Working data:
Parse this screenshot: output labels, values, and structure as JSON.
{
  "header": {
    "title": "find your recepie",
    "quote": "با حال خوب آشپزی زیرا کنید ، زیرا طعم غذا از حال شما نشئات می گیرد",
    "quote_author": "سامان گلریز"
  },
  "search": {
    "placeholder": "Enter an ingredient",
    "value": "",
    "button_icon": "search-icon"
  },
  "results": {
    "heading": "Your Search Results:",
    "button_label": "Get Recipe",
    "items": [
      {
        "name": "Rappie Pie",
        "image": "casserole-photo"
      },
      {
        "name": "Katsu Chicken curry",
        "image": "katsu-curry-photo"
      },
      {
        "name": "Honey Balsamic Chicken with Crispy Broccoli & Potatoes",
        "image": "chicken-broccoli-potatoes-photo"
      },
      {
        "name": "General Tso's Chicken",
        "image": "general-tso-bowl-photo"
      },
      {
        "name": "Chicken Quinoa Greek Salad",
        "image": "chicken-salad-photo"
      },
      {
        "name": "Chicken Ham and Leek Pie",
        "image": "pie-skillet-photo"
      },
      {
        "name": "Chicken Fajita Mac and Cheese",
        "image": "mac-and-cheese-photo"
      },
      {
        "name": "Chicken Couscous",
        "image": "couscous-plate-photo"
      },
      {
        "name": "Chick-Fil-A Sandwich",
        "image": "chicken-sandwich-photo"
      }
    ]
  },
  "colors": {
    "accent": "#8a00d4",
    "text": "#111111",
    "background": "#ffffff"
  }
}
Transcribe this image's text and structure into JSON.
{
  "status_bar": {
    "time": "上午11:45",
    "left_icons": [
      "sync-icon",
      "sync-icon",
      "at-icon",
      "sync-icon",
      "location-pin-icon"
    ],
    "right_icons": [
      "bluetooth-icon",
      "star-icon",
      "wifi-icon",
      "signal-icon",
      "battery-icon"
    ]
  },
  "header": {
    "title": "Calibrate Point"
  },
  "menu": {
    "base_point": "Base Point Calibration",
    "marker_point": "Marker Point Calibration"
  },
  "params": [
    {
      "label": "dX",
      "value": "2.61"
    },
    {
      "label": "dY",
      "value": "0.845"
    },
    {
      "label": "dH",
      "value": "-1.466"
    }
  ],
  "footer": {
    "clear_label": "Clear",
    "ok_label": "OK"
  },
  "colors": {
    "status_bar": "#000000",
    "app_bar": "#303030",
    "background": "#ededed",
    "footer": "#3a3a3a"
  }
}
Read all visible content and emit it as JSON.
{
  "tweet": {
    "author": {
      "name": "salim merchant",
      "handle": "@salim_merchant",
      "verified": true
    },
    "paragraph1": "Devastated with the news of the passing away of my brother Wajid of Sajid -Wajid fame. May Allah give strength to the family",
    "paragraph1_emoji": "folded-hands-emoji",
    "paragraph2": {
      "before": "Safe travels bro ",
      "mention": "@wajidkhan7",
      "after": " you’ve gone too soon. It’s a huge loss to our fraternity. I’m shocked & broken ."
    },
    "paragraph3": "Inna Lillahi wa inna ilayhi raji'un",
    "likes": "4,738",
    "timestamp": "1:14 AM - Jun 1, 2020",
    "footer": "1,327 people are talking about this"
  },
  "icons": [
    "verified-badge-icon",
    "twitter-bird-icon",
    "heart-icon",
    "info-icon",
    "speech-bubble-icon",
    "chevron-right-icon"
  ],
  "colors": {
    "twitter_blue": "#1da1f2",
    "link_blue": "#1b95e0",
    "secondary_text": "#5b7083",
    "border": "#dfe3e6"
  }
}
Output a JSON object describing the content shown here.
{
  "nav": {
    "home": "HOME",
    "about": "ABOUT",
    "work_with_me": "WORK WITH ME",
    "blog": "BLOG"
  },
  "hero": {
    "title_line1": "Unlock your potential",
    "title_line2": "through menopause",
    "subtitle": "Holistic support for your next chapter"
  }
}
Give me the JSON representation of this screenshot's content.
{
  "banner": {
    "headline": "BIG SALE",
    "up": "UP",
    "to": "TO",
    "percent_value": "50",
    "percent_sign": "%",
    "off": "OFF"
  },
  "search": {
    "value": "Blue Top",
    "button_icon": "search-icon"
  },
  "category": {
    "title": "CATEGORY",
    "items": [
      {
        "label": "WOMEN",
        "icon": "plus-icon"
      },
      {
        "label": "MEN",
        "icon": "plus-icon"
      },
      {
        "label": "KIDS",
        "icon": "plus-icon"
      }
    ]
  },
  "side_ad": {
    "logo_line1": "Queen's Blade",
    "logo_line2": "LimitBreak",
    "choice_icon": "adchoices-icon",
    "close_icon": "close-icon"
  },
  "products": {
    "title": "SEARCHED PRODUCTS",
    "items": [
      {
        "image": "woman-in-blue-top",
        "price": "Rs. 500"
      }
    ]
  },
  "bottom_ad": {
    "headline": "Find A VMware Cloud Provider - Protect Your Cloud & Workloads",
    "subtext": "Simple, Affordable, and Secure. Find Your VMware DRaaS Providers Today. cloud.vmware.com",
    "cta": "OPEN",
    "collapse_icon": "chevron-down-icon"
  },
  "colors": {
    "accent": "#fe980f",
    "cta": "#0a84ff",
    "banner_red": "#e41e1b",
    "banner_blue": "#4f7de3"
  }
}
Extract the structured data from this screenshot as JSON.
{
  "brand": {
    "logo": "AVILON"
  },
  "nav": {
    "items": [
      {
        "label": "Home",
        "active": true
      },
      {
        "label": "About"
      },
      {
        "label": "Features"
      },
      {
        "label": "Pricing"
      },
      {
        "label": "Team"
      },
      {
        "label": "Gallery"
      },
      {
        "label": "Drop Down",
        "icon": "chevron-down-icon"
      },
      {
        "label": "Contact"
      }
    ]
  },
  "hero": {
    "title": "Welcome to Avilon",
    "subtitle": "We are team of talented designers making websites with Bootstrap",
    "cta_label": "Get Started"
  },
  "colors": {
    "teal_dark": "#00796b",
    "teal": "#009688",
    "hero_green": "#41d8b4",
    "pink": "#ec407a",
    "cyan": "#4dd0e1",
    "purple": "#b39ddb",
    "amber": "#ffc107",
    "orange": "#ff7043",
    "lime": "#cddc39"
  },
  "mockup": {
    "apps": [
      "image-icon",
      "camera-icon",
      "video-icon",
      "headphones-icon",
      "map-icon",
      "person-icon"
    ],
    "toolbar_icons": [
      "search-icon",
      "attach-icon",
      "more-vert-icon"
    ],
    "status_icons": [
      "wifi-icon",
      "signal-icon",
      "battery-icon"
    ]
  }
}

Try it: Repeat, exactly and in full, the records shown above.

Task result:
Parse this screenshot: output labels, values, and structure as JSON.
{
  "header": {
    "title": "find your recepie",
    "quote": "با حال خوب آشپزی زیرا کنید ، زیرا طعم غذا از حال شما نشئات می گیرد",
    "quote_author": "سامان گلریز"
  },
  "search": {
    "placeholder": "Enter an ingredient",
    "value": "",
    "button_icon": "search-icon"
  },
  "results": {
    "heading": "Your Search Results:",
    "button_label": "Get Recipe",
    "items": [
      {
        "name": "Rappie Pie",
        "image": "casserole-photo"
      },
      {
        "name": "Katsu Chicken curry",
        "image": "katsu-curry-photo"
      },
      {
        "name": "Honey Balsamic Chicken with Crispy Broccoli & Potatoes",
        "image": "chicken-broccoli-potatoes-photo"
      },
      {
        "name": "General Tso's Chicken",
        "image": "general-tso-bowl-photo"
      },
      {
        "name": "Chicken Quinoa Greek Salad",
        "image": "chicken-salad-photo"
      },
      {
        "name": "Chicken Ham and Leek Pie",
        "image": "pie-skillet-photo"
      },
      {
        "name": "Chicken Fajita Mac and Cheese",
        "image": "mac-and-cheese-photo"
      },
      {
        "name": "Chicken Couscous",
        "image": "couscous-plate-photo"
      },
      {
        "name": "Chick-Fil-A Sandwich",
        "image": "chicken-sandwich-photo"
      }
    ]
  },
  "colors": {
    "accent": "#8a00d4",
    "text": "#111111",
    "background": "#ffffff"
  }
}
Transcribe this image's text and structure into JSON.
{
  "status_bar": {
    "time": "上午11:45",
    "left_icons": [
      "sync-icon",
      "sync-icon",
      "at-icon",
      "sync-icon",
      "location-pin-icon"
    ],
    "right_icons": [
      "bluetooth-icon",
      "star-icon",
      "wifi-icon",
      "signal-icon",
      "battery-icon"
    ]
  },
  "header": {
    "title": "Calibrate Point"
  },
  "menu": {
    "base_point": "Base Point Calibration",
    "marker_point": "Marker Point Calibration"
  },
  "params": [
    {
      "label": "dX",
      "value": "2.61"
    },
    {
      "label": "dY",
      "value": "0.845"
    },
    {
      "label": "dH",
      "value": "-1.466"
    }
  ],
  "footer": {
    "clear_label": "Clear",
    "ok_label": "OK"
  },
  "colors": {
    "status_bar": "#000000",
    "app_bar": "#303030",
    "background": "#ededed",
    "footer": "#3a3a3a"
  }
}
Read all visible content and emit it as JSON.
{
  "tweet": {
    "author": {
      "name": "salim merchant",
      "handle": "@salim_merchant",
      "verified": true
    },
    "paragraph1": "Devastated with the news of the passing away of my brother Wajid of Sajid -Wajid fame. May Allah give strength to the family",
    "paragraph1_emoji": "folded-hands-emoji",
    "paragraph2": {
      "before": "Safe travels bro ",
      "mention": "@wajidkhan7",
      "after": " you’ve gone too soon. It’s a huge loss to our fraternity. I’m shocked & broken ."
    },
    "paragraph3": "Inna Lillahi wa inna ilayhi raji'un",
    "likes": "4,738",
    "timestamp": "1:14 AM - Jun 1, 2020",
    "footer": "1,327 people are talking about this"
  },
  "icons": [
    "verified-badge-icon",
    "twitter-bird-icon",
    "heart-icon",
    "info-icon",
    "speech-bubble-icon",
    "chevron-right-icon"
  ],
  "colors": {
    "twitter_blue": "#1da1f2",
    "link_blue": "#1b95e0",
    "secondary_text": "#5b7083",
    "border": "#dfe3e6"
  }
}
Output a JSON object describing the content shown here.
{
  "nav": {
    "home": "HOME",
    "about": "ABOUT",
    "work_with_me": "WORK WITH ME",
    "blog": "BLOG"
  },
  "hero": {
    "title_line1": "Unlock your potential",
    "title_line2": "through menopause",
    "subtitle": "Holistic support for your next chapter"
  }
}
Give me the JSON representation of this screenshot's content.
{
  "banner": {
    "headline": "BIG SALE",
    "up": "UP",
    "to": "TO",
    "percent_value": "50",
    "percent_sign": "%",
    "off": "OFF"
  },
  "search": {
    "value": "Blue Top",
    "button_icon": "search-icon"
  },
  "category": {
    "title": "CATEGORY",
    "items": [
      {
        "label": "WOMEN",
        "icon": "plus-icon"
      },
      {
        "label": "MEN",
        "icon": "plus-icon"
      },
      {
        "label": "KIDS",
        "icon": "plus-icon"
      }
    ]
  },
  "side_ad": {
    "logo_line1": "Queen's Blade",
    "logo_line2": "LimitBreak",
    "choice_icon": "adchoices-icon",
    "close_icon": "close-icon"
  },
  "products": {
    "title": "SEARCHED PRODUCTS",
    "items": [
      {
        "image": "woman-in-blue-top",
        "price": "Rs. 500"
      }
    ]
  },
  "bottom_ad": {
    "headline": "Find A VMware Cloud Provider - Protect Your Cloud & Workloads",
    "subtext": "Simple, Affordable, and Secure. Find Your VMware DRaaS Providers Today. cloud.vmware.com",
    "cta": "OPEN",
    "collapse_icon": "chevron-down-icon"
  },
  "colors": {
    "accent": "#fe980f",
    "cta": "#0a84ff",
    "banner_red": "#e41e1b",
    "banner_blue": "#4f7de3"
  }
}
Extract the structured data from this screenshot as JSON.
{
  "brand": {
    "logo": "AVILON"
  },
  "nav": {
    "items": [
      {
        "label": "Home",
        "active": true
      },
      {
        "label": "About"
      },
      {
        "label": "Features"
      },
      {
        "label": "Pricing"
      },
      {
        "label": "Team"
      },
      {
        "label": "Gallery"
      },
      {
        "label": "Drop Down",
        "icon": "chevron-down-icon"
      },
      {
        "label": "Contact"
      }
    ]
  },
  "hero": {
    "title": "Welcome to Avilon",
    "subtitle": "We are team of talented designers making websites with Bootstrap",
    "cta_label": "Get Started"
  },
  "colors": {
    "teal_dark": "#00796b",
    "teal": "#009688",
    "hero_green": "#41d8b4",
    "pink": "#ec407a",
    "cyan": "#4dd0e1",
    "purple": "#b39ddb",
    "amber": "#ffc107",
    "orange": "#ff7043",
    "lime": "#cddc39"
  },
  "mockup": {
    "apps": [
      "image-icon",
      "camera-icon",
      "video-icon",
      "headphones-icon",
      "map-icon",
      "person-icon"
    ],
    "toolbar_icons": [
      "search-icon",
      "attach-icon",
      "more-vert-icon"
    ],
    "status_icons": [
      "wifi-icon",
      "signal-icon",
      "battery-icon"
    ]
  }
}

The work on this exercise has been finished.